A memorial plaque in Poets' Corner at Westminster Abbey was dedicated in 1982. The Boat House at Laugharne has been restored for visitors, and in Swansea a Dylan Thomas Centre with a permanent exhibition of written and visual material was opened in 1996. The ‘Anglo-Welsh’ literary tradition, which is Welsh in spirit but not in language, has found an emblem in Thomas. His Welshness, however, owes more to nostalgia for the countryside of his childhood than to any national consciousness, and his work has little to commend it to modern Welsh separatists.

In wider terms Thomas's popular reputation has continued to grow, even if critics have not always been kind. Some had already found his work too florid by the time of his death, and the British Movement poets (Philip Larkin, Donald Davie, and others) began a dismissive tendency that has persisted among those who prefer their poetry served cold.

Paradoxically, it is Thomas's rhetoric and romanticism that appeal so widely to the non-specialist reader, and his more accessible poems are widely anthologized. His position in the English tradition seems secure; Donne, Blake, and Yeats are among the precursors cited, with reservations. His own wry assessment—using a metaphor from cricket, the only game that interested him—that he was ‘top of the second eleven’ (Fitzgibbon, 49) may be near the truth.

Paul Ferris

Sources  

private information (2004) · P. Ferris, Dylan Thomas, rev. edn (1999) · The collected letters of Dylan Thomas, ed. P. Ferris, rev. edn (2000) · P. Ferris, Caitlin: the life of Caitlin Thomas (1993) · D. M. Thomas, Portrait of the artist as a young dog (1940) · C. FitzGibbon, The life of Dylan Thomas (1965) · J. M. Brinnin, Dylan Thomas in America (1956) · Dylan Thomas: the notebook poems, 1930–1934, ed. R. Maud (1989) · Dylan Thomas: collected poems, 1934–1953, ed. W. Davies and R. Maud (1989) · D. Thomas, Under Milk Wood, ed. W. Davies and R. Maud (1995) · R. Maud, Dylan Thomas in print: a bibliographical history (1970) · G. Watkins, Portrait of a friend (1983) · D. Jones, My friend Dylan Thomas (1977) · On the air with Dylan Thomas: the broadcasts, ed. R. Maud (1991) · J. Nashold and G. Tremlett, The death of Dylan Thomas (1997) · d. cert., New York department of health, bureau of records and statistics

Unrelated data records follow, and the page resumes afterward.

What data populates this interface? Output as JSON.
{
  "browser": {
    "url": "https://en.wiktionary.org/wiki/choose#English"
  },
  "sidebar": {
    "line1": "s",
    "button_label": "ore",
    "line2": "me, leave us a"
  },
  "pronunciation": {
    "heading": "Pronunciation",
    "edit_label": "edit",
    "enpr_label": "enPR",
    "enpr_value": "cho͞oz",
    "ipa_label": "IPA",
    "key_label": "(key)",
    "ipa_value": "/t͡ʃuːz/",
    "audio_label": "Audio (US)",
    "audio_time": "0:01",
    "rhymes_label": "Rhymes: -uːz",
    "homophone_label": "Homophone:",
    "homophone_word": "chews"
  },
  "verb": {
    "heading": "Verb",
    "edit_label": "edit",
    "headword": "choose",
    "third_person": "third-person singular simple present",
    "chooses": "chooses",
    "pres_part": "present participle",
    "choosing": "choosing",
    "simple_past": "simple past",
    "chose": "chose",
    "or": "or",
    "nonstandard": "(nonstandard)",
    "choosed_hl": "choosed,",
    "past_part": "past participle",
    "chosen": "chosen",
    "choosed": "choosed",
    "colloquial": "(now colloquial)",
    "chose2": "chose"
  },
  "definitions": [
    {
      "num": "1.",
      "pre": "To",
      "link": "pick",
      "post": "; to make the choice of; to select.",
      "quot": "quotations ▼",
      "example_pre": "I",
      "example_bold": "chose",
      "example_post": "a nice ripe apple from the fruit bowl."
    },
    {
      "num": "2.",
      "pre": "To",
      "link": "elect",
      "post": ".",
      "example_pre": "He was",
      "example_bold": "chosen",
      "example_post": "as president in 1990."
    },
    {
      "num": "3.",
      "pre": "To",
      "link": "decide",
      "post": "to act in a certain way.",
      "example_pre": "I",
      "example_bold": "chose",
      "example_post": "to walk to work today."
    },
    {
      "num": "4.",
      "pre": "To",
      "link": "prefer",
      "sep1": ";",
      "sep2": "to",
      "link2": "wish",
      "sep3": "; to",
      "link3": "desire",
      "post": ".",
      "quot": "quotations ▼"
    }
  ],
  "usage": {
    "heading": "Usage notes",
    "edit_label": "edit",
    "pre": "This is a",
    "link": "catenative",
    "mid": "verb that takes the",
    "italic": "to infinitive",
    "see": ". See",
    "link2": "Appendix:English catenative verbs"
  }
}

Archives  

Harvard U., Houghton L., corresp., poems, and papers · NL Wales, letters · Ransom HRC, papers of and relating to Thomas · University of Toronto, Victoria University, letters |  BL, letters to Vernon Watkins, Add. MS 52612 · NL Wales, letters to Desmond Hawkins; letters to Percy Eynon Smart  

FILM

 

BFINA

 

SOUND

 

NL Wales, Aberystwyth, Colin Edwards Collection, extensive biographical information in the tapes of


Likenesses  

A. John, portrait, 1937–8, NMG Wales [see illus.] · photographs, 1946–52, Hult. Arch. · E. Agar, portrait, Tate collection · M. Ayrton, drawing, NPG · A. Janes, drawing, Glynn Vivian Art Gallery, Swansea · A. Janes, portrait, NMG Wales · A. John, portrait, second version, NMG Wales · M. Levy, drawing, NPG · M. Levy, drawing, Glynn Vivian Art Gallery, Swansea · M. Levy, drawing, NMG Wales · R. Shephard, portrait, NPG · R. Shephard, two drawings, NMG Wales · D. Slivka and I. Lassaw, bronze bust (after death mask), NMG Wales · T. G. Stuart, portrait, NPG

Wealth at death  

£100: administration, 7 Dec 1953, CGPLA Eng. & Wales